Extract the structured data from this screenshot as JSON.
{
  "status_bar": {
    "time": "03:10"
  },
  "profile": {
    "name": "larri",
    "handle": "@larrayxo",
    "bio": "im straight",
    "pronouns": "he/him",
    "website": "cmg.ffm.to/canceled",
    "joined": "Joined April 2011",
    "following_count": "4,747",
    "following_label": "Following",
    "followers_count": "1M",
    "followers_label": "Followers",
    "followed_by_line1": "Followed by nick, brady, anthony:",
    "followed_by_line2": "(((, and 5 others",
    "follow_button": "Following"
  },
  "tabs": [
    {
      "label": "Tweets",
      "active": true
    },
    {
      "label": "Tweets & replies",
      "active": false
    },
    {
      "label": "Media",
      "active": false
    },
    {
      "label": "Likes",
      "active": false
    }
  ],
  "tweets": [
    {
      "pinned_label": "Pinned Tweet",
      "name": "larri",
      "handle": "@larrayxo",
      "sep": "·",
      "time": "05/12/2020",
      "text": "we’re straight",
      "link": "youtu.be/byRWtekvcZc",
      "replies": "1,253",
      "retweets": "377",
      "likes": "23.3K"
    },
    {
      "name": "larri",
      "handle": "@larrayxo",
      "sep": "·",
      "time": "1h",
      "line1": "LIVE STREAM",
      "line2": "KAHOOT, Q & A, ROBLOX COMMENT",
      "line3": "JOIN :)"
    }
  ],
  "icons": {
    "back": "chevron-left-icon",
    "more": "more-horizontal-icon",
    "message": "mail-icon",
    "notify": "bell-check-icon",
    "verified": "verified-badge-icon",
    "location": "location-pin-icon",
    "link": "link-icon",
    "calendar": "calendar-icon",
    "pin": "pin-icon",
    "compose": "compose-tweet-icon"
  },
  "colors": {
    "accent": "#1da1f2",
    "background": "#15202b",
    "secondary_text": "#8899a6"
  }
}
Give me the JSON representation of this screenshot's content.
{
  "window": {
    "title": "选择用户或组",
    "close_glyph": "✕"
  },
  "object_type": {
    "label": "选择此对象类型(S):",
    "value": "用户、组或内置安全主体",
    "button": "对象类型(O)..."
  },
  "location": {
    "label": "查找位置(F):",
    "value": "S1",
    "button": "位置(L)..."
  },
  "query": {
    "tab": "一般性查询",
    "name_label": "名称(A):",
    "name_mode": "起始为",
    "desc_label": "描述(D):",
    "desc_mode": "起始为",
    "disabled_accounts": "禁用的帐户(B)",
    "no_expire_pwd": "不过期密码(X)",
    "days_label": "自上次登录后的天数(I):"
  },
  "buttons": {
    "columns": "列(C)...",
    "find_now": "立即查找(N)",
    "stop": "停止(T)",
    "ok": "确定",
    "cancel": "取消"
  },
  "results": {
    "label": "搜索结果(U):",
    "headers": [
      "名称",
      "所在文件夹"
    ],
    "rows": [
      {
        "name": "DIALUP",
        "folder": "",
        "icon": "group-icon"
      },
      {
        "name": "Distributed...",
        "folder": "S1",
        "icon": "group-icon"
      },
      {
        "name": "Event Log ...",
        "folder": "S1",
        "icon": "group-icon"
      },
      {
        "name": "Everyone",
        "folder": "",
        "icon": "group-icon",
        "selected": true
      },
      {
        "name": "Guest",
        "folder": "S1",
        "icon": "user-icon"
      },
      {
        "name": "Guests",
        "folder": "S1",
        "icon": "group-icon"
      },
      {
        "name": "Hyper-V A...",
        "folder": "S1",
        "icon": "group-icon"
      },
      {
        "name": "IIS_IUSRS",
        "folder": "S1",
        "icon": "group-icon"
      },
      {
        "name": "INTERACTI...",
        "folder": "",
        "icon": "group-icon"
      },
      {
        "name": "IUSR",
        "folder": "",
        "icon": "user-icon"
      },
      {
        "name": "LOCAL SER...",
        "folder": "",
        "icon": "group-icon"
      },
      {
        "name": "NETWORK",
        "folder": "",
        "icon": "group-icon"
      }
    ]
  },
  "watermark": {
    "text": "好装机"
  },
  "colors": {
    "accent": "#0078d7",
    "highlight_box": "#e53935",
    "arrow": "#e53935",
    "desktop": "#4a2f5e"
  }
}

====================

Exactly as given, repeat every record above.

Extract the structured data from this screenshot as JSON.
{
  "status_bar": {
    "time": "03:10"
  },
  "profile": {
    "name": "larri",
    "handle": "@larrayxo",
    "bio": "im straight",
    "pronouns": "he/him",
    "website": "cmg.ffm.to/canceled",
    "joined": "Joined April 2011",
    "following_count": "4,747",
    "following_label": "Following",
    "followers_count": "1M",
    "followers_label": "Followers",
    "followed_by_line1": "Followed by nick, brady, anthony:",
    "followed_by_line2": "(((, and 5 others",
    "follow_button": "Following"
  },
  "tabs": [
    {
      "label": "Tweets",
      "active": true
    },
    {
      "label": "Tweets & replies",
      "active": false
    },
    {
      "label": "Media",
      "active": false
    },
    {
      "label": "Likes",
      "active": false
    }
  ],
  "tweets": [
    {
      "pinned_label": "Pinned Tweet",
      "name": "larri",
      "handle": "@larrayxo",
      "sep": "·",
      "time": "05/12/2020",
      "text": "we’re straight",
      "link": "youtu.be/byRWtekvcZc",
      "replies": "1,253",
      "retweets": "377",
      "likes": "23.3K"
    },
    {
      "name": "larri",
      "handle": "@larrayxo",
      "sep": "·",
      "time": "1h",
      "line1": "LIVE STREAM",
      "line2": "KAHOOT, Q & A, ROBLOX COMMENT",
      "line3": "JOIN :)"
    }
  ],
  "icons": {
    "back": "chevron-left-icon",
    "more": "more-horizontal-icon",
    "message": "mail-icon",
    "notify": "bell-check-icon",
    "verified": "verified-badge-icon",
    "location": "location-pin-icon",
    "link": "link-icon",
    "calendar": "calendar-icon",
    "pin": "pin-icon",
    "compose": "compose-tweet-icon"
  },
  "colors": {
    "accent": "#1da1f2",
    "background": "#15202b",
    "secondary_text": "#8899a6"
  }
}
Give me the JSON representation of this screenshot's content.
{
  "window": {
    "title": "选择用户或组",
    "close_glyph": "✕"
  },
  "object_type": {
    "label": "选择此对象类型(S):",
    "value": "用户、组或内置安全主体",
    "button": "对象类型(O)..."
  },
  "location": {
    "label": "查找位置(F):",
    "value": "S1",
    "button": "位置(L)..."
  },
  "query": {
    "tab": "一般性查询",
    "name_label": "名称(A):",
    "name_mode": "起始为",
    "desc_label": "描述(D):",
    "desc_mode": "起始为",
    "disabled_accounts": "禁用的帐户(B)",
    "no_expire_pwd": "不过期密码(X)",
    "days_label": "自上次登录后的天数(I):"
  },
  "buttons": {
    "columns": "列(C)...",
    "find_now": "立即查找(N)",
    "stop": "停止(T)",
    "ok": "确定",
    "cancel": "取消"
  },
  "results": {
    "label": "搜索结果(U):",
    "headers": [
      "名称",
      "所在文件夹"
    ],
    "rows": [
      {
        "name": "DIALUP",
        "folder": "",
        "icon": "group-icon"
      },
      {
        "name": "Distributed...",
        "folder": "S1",
        "icon": "group-icon"
      },
      {
        "name": "Event Log ...",
        "folder": "S1",
        "icon": "group-icon"
      },
      {
        "name": "Everyone",
        "folder": "",
        "icon": "group-icon",
        "selected": true
      },
      {
        "name": "Guest",
        "folder": "S1",
        "icon": "user-icon"
      },
      {
        "name": "Guests",
        "folder": "S1",
        "icon": "group-icon"
      },
      {
        "name": "Hyper-V A...",
        "folder": "S1",
        "icon": "group-icon"
      },
      {
        "name": "IIS_IUSRS",
        "folder": "S1",
        "icon": "group-icon"
      },
      {
        "name": "INTERACTI...",
        "folder": "",
        "icon": "group-icon"
      },
      {
        "name": "IUSR",
        "folder": "",
        "icon": "user-icon"
      },
      {
        "name": "LOCAL SER...",
        "folder": "",
        "icon": "group-icon"
      },
      {
        "name": "NETWORK",
        "folder": "",
        "icon": "group-icon"
      }
    ]
  },
  "watermark": {
    "text": "好装机"
  },
  "colors": {
    "accent": "#0078d7",
    "highlight_box": "#e53935",
    "arrow": "#e53935",
    "desktop": "#4a2f5e"
  }
}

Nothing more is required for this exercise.